First I would like to relate in detail the pre-hash briefing. I would like to but I can’t because I was still on my way having failed to take notice of road closed warnings near Upwaltham where the water was about 2m deep. Steve missed the start being about 15 minutes further behind trying out most of the wet roads such as at East Dean, Graffham as well as Upwaltham.
It was nice to see brothers Tim and Matt Bell back to join a dozen regulars who were spared family luncheons.
We were led west along the road with a nice back check up to a path which went through the Church at Tillington and then across fields and into Upperton. Jim having checked what he thought was a blind alley led everyone up the road but there was a wooden gate like the one in ‘Secret Garden’ which led us into the Park. Here Robin told us that a square of land there was owned by no one at all – a rare occurrence. A little further along, Robin, well into his role as historian and naturalist, told us of conduits of lead piping taking water from springs that never run dry to supply watering holes for the beasts in the park to be slowly poisoned, of squirrels and other furry creatures large and small.
We then crested a ridge and there below was a scene like one might see on the Serengeti Plain in Africa with its vast open grasslands teeming with deer.
Some folk, rightly, waxed lyrical about the joy to be out in the open on such a fine day.
The trail led to the foot of a sizeable hillock and a trail led steeply up. It was the correct way of course. Steve and Csilla had managed to join the pack by this stage. We then had a look at the nice lake before the path let us back to the Double Lodges past the imposing Frontage of Petworth House.

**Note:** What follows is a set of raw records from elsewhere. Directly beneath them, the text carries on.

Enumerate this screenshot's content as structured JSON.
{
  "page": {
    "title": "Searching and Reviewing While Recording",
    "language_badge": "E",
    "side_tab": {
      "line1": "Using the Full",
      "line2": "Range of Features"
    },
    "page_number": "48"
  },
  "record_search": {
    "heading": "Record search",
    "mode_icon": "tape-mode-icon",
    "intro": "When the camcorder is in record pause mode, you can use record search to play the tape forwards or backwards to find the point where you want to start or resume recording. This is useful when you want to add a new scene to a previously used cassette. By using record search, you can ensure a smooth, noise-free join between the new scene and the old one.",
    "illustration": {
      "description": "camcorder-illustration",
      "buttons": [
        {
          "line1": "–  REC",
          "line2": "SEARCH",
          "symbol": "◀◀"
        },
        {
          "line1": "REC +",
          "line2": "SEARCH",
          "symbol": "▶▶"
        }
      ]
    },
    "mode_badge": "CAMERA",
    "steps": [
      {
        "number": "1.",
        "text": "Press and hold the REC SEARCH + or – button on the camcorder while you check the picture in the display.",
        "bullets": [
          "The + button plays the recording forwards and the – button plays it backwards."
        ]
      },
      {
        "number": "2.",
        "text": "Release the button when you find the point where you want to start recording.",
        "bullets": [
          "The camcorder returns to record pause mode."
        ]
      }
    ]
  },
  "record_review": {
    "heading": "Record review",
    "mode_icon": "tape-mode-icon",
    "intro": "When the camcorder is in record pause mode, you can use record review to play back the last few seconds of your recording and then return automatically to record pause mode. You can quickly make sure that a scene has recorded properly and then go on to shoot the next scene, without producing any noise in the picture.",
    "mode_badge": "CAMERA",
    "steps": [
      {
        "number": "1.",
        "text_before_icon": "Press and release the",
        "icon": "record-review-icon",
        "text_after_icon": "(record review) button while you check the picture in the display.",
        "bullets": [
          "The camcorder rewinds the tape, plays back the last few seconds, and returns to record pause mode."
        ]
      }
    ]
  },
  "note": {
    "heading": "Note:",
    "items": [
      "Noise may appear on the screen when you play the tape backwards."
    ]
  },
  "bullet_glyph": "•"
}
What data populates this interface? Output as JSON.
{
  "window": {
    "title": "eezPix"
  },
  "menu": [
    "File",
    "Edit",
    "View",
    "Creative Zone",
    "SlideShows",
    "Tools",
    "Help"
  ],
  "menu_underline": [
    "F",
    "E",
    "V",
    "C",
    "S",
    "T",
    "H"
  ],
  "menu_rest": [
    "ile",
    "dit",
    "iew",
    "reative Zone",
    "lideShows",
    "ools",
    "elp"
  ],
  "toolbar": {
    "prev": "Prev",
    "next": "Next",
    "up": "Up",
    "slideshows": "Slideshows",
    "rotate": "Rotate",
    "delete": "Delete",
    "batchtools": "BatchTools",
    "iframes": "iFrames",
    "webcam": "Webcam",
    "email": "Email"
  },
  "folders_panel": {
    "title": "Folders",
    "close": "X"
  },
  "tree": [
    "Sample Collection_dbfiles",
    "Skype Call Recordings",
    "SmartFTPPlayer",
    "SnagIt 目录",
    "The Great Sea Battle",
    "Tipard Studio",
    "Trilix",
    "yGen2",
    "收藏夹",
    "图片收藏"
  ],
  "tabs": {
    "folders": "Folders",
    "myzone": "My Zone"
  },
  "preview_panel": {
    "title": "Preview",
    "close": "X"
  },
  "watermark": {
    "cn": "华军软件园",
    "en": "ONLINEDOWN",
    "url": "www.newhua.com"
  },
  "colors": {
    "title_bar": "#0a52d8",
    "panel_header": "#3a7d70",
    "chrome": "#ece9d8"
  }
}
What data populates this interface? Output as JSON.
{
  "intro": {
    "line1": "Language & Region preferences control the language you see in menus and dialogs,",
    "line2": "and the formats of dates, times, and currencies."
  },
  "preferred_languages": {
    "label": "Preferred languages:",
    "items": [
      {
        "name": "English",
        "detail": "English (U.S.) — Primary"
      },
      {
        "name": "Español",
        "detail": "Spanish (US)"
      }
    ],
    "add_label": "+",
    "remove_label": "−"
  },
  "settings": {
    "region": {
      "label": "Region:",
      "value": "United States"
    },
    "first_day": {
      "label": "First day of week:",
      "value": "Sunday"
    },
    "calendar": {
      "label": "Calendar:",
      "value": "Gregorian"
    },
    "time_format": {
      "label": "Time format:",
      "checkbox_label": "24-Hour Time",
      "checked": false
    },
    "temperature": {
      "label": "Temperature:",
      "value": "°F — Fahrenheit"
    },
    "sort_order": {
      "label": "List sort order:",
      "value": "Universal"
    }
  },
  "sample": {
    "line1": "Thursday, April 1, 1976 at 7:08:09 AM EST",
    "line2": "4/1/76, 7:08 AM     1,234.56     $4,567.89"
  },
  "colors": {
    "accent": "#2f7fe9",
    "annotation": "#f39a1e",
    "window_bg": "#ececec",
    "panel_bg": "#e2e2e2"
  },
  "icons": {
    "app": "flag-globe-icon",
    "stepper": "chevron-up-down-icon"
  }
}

Ceremonies were conducted at the chariots where the hashit was awarded to Tim for removing a road sign.
We then retired to the Halfway Inn and discussed the true meaning of Christmas.
Many thanks to the Hares for a splendid hash in such majestic surroundings.